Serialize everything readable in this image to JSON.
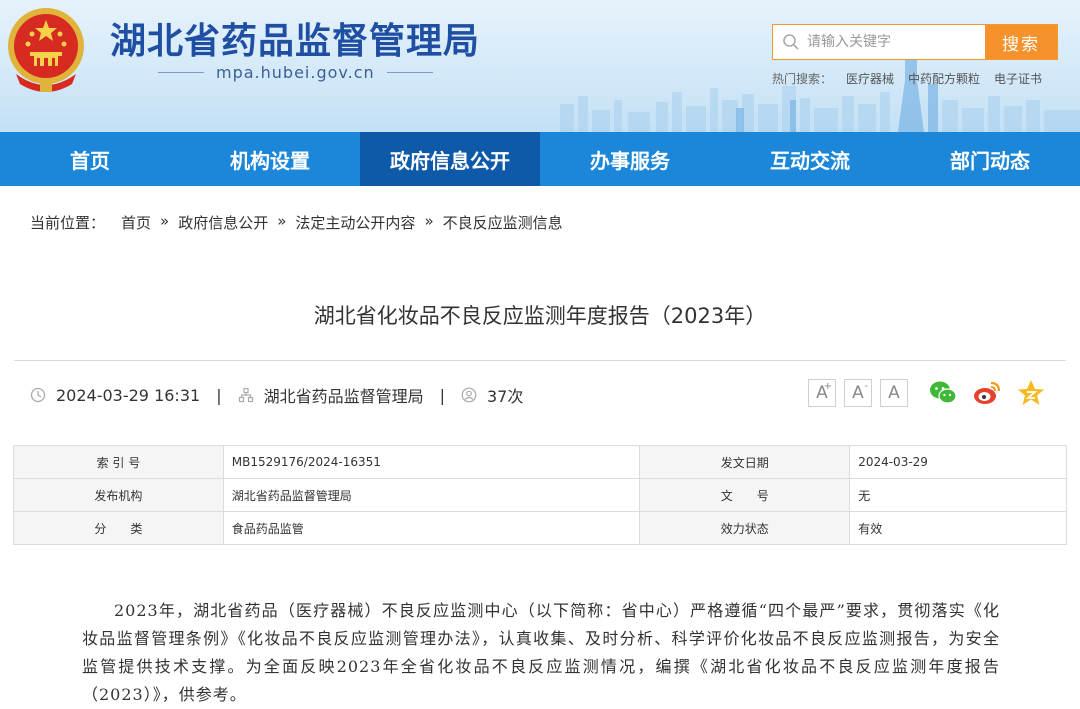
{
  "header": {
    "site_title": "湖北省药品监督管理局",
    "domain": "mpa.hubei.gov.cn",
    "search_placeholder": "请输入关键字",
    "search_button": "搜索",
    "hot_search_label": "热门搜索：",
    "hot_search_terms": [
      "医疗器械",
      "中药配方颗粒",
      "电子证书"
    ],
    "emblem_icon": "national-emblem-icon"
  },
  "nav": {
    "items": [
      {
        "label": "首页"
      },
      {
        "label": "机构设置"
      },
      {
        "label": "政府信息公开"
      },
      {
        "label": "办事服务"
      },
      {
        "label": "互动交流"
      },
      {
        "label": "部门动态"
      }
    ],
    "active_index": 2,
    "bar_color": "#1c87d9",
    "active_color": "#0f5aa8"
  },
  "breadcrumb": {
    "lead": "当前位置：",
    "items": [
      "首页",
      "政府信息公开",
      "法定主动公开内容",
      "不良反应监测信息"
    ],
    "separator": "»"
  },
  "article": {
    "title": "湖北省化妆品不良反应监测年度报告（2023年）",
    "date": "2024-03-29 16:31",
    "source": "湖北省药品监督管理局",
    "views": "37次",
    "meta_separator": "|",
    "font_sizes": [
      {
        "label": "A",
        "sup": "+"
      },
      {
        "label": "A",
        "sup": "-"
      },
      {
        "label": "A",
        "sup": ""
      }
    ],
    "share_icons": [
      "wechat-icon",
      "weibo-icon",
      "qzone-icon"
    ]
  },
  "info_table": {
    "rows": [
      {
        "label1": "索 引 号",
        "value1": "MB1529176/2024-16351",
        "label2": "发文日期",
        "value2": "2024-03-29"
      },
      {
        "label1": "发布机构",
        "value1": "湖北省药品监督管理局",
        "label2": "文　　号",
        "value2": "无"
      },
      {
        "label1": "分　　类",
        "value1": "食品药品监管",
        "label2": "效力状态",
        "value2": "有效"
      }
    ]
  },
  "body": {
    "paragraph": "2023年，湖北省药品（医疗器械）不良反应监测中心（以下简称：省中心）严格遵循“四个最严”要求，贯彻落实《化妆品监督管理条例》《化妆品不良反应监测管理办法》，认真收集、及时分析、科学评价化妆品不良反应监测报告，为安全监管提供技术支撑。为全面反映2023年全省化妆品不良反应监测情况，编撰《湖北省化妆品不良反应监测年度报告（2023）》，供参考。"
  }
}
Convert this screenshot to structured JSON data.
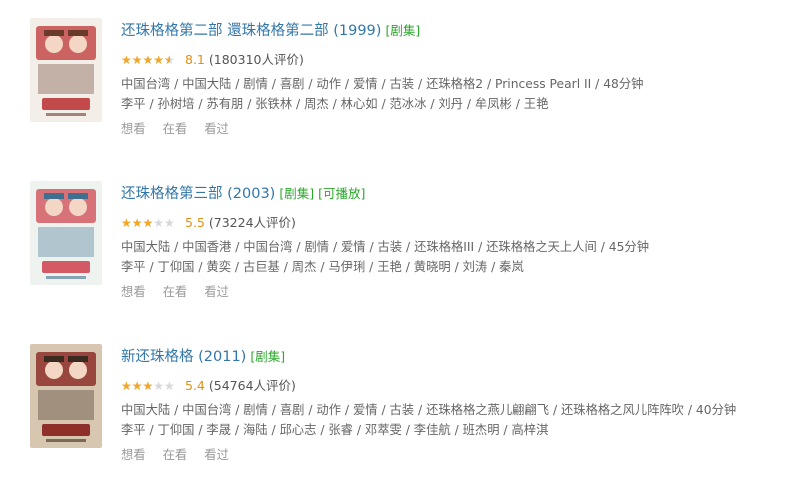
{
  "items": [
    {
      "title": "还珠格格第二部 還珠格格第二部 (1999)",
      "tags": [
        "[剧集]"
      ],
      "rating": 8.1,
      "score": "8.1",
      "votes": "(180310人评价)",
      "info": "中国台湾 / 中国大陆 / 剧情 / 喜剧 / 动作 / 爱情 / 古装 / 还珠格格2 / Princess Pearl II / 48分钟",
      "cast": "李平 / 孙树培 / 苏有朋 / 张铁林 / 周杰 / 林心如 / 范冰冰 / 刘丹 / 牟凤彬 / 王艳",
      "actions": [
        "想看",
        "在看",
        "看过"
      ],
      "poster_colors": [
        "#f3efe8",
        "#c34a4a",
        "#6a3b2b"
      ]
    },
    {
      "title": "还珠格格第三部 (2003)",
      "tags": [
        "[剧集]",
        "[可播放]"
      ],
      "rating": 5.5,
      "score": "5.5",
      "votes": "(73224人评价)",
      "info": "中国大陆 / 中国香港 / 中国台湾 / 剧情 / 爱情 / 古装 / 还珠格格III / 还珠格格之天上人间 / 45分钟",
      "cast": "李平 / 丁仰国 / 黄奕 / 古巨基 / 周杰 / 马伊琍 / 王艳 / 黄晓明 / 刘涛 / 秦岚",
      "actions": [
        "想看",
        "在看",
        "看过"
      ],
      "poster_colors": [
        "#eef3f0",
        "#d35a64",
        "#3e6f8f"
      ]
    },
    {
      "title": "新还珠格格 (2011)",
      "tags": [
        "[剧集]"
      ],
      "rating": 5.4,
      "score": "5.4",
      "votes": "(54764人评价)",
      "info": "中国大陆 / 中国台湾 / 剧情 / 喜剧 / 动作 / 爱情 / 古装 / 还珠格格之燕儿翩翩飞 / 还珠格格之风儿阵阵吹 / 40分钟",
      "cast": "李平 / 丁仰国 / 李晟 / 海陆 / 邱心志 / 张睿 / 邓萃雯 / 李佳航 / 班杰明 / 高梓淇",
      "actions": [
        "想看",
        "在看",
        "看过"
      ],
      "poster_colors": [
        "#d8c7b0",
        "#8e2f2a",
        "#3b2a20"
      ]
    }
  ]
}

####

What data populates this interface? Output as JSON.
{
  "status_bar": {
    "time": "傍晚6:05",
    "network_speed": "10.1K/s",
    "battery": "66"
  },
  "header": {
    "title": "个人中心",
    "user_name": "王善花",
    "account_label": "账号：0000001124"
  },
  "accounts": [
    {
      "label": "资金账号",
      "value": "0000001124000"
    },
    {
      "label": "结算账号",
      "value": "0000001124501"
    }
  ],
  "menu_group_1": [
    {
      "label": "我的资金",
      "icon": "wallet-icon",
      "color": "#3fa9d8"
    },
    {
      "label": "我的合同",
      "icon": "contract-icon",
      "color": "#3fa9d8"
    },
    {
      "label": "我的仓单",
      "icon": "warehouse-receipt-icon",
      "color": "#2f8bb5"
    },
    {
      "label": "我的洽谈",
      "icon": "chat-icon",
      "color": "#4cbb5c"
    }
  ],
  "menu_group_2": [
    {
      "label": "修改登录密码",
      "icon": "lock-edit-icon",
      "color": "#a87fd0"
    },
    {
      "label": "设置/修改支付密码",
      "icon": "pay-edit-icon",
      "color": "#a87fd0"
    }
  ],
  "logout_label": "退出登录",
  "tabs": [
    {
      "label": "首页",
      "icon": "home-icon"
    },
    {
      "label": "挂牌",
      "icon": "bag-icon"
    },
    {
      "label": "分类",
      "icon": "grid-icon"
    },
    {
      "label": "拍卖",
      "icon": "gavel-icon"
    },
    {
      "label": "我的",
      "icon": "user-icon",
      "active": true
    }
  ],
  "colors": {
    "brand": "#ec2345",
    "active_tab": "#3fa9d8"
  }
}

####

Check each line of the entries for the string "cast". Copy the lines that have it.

ANSWER SECTION:
      "cast": "李平 / 孙树培 / 苏有朋 / 张铁林 / 周杰 / 林心如 / 范冰冰 / 刘丹 / 牟凤彬 / 王艳",
      "cast": "李平 / 丁仰国 / 黄奕 / 古巨基 / 周杰 / 马伊琍 / 王艳 / 黄晓明 / 刘涛 / 秦岚",
      "cast": "李平 / 丁仰国 / 李晟 / 海陆 / 邱心志 / 张睿 / 邓萃雯 / 李佳航 / 班杰明 / 高梓淇",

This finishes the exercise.